**TASK TO COMPLETE:**
Scan the records for "true". Report each line that includes it.

Data records for software interfaces:
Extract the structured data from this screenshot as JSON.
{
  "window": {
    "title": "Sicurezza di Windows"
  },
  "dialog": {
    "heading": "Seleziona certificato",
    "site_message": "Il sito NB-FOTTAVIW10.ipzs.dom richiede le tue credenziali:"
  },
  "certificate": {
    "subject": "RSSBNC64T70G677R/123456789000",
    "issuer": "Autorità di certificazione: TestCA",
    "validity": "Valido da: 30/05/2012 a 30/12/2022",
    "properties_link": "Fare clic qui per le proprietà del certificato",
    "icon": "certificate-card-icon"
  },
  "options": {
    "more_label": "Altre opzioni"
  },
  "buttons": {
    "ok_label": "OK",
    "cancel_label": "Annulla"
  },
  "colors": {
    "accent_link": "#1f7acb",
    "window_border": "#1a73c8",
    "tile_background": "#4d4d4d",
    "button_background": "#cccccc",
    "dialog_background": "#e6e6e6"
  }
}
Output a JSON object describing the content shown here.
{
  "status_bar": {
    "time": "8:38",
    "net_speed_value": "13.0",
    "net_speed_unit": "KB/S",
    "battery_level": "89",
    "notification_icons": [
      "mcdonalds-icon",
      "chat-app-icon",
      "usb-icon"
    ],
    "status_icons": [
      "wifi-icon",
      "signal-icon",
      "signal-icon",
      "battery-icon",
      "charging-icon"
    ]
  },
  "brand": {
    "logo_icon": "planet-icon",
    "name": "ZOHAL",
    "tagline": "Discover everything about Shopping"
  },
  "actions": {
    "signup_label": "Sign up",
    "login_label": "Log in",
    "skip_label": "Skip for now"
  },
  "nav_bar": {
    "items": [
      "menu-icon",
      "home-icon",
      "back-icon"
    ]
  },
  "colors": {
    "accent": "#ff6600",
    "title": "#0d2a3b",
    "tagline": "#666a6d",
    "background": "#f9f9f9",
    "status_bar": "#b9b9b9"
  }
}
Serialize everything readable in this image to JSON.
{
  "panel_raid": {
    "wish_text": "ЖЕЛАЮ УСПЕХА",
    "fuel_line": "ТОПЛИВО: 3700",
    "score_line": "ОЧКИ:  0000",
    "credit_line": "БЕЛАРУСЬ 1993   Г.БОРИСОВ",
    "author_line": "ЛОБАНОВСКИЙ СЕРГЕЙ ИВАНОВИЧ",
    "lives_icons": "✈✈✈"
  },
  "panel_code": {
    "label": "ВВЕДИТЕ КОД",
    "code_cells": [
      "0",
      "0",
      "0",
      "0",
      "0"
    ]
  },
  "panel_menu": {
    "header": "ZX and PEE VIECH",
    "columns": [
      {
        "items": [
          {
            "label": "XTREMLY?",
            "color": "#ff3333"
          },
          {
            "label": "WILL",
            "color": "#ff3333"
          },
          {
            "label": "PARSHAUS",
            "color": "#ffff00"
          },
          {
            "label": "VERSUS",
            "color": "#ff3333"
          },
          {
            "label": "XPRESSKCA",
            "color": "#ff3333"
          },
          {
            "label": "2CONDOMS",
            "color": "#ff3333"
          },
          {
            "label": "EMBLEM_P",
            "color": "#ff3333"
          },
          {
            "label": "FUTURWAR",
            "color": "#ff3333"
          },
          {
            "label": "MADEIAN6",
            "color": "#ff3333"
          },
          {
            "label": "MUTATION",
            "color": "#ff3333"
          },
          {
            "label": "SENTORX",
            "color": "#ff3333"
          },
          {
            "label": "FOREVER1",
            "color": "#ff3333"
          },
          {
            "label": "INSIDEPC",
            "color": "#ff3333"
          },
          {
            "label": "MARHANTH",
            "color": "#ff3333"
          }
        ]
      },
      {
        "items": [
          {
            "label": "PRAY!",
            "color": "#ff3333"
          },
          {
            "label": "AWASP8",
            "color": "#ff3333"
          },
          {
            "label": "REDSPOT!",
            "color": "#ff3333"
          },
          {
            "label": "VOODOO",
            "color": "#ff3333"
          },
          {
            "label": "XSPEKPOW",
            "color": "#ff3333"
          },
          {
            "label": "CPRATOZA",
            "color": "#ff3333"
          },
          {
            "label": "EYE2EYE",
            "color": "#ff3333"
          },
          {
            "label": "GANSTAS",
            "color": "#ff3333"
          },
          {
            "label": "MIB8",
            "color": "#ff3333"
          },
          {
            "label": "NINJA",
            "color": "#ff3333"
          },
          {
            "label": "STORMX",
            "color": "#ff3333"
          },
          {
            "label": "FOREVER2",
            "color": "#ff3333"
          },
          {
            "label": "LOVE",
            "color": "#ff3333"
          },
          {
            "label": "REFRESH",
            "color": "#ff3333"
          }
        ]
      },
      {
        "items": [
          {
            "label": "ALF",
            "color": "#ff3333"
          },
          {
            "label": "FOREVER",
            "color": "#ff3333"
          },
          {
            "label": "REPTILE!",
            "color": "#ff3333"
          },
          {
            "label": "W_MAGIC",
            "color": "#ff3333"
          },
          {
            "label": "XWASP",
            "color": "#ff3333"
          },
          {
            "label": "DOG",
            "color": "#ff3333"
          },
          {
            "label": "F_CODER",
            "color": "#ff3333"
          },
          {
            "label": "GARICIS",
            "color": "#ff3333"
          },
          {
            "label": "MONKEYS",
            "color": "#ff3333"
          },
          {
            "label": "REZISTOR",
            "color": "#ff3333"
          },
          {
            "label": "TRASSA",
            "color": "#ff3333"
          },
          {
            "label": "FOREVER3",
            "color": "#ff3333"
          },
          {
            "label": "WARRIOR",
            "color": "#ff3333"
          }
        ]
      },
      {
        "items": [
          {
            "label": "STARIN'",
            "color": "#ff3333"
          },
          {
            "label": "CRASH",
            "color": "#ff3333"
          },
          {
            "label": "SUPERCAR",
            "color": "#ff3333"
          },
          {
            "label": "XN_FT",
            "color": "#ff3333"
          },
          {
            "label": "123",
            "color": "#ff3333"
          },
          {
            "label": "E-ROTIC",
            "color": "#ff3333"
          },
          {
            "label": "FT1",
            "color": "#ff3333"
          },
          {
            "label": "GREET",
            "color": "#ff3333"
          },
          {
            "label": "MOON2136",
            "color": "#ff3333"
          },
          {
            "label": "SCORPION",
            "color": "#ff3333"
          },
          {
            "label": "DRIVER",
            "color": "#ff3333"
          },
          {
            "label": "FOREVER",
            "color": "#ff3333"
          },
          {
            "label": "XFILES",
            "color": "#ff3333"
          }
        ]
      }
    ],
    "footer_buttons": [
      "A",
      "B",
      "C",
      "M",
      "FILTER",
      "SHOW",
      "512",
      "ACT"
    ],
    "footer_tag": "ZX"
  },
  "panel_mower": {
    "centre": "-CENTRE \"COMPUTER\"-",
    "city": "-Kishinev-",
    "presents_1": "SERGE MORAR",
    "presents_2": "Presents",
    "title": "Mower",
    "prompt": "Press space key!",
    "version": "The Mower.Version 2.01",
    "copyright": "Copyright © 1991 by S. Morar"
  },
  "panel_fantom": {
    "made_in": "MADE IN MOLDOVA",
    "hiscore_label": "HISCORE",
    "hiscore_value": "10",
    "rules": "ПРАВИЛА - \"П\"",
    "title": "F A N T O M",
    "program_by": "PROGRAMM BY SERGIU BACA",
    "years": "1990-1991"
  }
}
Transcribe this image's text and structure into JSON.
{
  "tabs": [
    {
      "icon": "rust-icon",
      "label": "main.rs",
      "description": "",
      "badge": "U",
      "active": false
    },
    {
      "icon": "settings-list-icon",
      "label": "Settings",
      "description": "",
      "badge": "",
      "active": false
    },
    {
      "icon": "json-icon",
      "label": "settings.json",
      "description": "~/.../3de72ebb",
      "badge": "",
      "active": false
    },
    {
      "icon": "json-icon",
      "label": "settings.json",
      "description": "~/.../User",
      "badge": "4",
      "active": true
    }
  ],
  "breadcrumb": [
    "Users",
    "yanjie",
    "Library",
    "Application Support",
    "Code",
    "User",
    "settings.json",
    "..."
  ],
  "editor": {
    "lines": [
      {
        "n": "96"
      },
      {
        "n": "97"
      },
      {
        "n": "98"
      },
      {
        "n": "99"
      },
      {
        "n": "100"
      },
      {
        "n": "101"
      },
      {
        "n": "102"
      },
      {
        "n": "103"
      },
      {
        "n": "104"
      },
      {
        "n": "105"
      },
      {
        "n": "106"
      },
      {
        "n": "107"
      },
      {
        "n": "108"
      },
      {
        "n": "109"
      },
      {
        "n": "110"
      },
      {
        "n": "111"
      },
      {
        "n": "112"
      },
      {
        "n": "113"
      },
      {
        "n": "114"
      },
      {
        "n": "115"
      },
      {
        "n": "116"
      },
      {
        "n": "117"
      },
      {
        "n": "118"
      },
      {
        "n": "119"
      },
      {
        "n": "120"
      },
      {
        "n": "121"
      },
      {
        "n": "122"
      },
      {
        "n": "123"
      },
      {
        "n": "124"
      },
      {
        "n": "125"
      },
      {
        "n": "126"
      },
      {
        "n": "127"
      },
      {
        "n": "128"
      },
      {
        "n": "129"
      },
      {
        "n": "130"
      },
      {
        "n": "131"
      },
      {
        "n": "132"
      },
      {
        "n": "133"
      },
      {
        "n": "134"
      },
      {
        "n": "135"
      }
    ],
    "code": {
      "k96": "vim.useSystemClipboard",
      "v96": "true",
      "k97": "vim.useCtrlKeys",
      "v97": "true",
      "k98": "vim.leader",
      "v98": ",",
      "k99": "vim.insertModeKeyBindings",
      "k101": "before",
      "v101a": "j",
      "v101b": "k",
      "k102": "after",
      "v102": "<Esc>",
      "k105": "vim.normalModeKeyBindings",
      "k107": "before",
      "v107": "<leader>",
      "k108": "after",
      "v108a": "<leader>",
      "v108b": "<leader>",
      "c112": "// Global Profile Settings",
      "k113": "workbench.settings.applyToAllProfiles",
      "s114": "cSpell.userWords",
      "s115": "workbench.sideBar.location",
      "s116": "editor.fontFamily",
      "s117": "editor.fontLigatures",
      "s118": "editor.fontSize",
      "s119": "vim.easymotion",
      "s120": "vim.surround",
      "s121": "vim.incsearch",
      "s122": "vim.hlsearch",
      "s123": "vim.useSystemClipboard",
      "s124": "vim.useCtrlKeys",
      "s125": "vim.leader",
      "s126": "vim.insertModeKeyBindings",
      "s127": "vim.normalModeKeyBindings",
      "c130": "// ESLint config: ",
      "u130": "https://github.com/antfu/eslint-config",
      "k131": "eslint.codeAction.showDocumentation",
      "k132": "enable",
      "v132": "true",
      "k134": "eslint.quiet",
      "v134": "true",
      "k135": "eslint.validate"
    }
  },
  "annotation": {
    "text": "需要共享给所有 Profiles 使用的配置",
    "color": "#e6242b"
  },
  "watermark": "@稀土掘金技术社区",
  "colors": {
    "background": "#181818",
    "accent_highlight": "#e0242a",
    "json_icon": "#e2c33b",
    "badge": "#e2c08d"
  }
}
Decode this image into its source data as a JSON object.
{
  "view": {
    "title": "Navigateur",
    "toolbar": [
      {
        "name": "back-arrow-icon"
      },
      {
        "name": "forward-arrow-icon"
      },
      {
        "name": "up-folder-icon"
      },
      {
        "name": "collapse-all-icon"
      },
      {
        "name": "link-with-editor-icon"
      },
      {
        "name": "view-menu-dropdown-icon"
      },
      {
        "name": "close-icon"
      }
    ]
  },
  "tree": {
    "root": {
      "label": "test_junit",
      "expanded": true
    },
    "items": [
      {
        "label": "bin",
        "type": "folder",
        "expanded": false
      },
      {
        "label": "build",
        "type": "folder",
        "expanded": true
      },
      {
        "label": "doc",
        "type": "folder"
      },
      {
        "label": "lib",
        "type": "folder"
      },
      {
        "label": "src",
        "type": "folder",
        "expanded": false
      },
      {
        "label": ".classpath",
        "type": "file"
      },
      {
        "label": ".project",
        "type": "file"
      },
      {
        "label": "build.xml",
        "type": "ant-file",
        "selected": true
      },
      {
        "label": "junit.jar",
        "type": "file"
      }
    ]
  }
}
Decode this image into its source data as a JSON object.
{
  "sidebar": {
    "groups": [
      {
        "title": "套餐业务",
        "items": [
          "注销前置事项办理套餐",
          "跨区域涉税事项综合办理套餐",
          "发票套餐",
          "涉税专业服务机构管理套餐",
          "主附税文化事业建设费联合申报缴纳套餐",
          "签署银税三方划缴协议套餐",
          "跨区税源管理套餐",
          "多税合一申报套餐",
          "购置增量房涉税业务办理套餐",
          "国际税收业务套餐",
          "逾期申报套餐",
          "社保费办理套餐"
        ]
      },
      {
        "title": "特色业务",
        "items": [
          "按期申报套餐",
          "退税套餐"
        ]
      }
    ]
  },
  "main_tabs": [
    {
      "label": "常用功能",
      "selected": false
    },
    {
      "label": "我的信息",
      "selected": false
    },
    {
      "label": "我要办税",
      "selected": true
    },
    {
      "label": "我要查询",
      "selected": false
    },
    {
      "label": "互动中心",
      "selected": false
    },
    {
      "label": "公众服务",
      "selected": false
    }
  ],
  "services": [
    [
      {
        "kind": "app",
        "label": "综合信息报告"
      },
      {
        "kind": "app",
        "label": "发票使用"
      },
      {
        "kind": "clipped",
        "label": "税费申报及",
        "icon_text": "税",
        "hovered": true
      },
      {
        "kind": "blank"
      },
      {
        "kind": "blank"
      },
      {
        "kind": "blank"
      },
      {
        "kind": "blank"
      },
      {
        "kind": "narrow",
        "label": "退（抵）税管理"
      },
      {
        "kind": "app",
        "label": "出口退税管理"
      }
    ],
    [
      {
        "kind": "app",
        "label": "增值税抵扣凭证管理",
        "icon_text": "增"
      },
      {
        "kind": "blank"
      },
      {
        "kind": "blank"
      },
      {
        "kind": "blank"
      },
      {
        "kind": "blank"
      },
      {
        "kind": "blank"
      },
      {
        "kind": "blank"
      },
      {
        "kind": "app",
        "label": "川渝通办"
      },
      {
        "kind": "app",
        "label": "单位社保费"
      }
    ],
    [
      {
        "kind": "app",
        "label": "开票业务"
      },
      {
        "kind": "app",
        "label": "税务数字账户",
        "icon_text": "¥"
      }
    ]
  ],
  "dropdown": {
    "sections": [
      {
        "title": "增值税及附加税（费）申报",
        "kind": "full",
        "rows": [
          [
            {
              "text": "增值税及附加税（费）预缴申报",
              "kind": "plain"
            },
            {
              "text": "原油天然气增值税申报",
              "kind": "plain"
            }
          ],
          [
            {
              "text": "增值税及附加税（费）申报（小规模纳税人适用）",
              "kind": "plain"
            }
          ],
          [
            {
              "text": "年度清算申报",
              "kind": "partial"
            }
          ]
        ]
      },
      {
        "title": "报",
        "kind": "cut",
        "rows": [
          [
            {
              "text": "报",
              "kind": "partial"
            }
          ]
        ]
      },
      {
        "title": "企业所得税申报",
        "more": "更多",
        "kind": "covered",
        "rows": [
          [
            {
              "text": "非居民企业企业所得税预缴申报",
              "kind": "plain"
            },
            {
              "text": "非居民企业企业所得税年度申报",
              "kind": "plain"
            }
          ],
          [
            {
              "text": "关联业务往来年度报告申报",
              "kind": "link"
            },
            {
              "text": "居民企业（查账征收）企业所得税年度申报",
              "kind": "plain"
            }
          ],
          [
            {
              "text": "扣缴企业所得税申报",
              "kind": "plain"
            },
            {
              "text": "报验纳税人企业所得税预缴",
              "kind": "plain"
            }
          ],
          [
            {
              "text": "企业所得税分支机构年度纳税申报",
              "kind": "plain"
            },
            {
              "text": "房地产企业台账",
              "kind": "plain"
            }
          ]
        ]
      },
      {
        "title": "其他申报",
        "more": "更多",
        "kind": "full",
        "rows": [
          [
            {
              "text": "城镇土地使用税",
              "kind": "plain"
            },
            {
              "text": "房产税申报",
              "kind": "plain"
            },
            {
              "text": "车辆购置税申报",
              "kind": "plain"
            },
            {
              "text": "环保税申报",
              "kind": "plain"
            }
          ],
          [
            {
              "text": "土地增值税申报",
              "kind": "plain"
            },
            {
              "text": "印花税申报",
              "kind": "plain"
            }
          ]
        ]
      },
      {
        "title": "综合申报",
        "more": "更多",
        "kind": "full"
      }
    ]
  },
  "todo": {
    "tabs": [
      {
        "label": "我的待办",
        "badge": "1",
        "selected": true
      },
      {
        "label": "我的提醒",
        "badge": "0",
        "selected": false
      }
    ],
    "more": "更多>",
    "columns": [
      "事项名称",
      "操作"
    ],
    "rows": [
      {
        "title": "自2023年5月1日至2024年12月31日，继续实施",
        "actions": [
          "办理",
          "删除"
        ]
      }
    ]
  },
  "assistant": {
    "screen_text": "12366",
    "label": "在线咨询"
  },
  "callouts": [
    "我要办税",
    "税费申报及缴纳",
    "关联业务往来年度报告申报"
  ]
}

**RESPONSE BELOW:**
      "active": true
      "v96": "true",
      "v97": "true",
      "v132": "true",
      "v134": "true",
      "expanded": true
        "expanded": true
        "selected": true
      "selected": true
        "hovered": true
        "selected": true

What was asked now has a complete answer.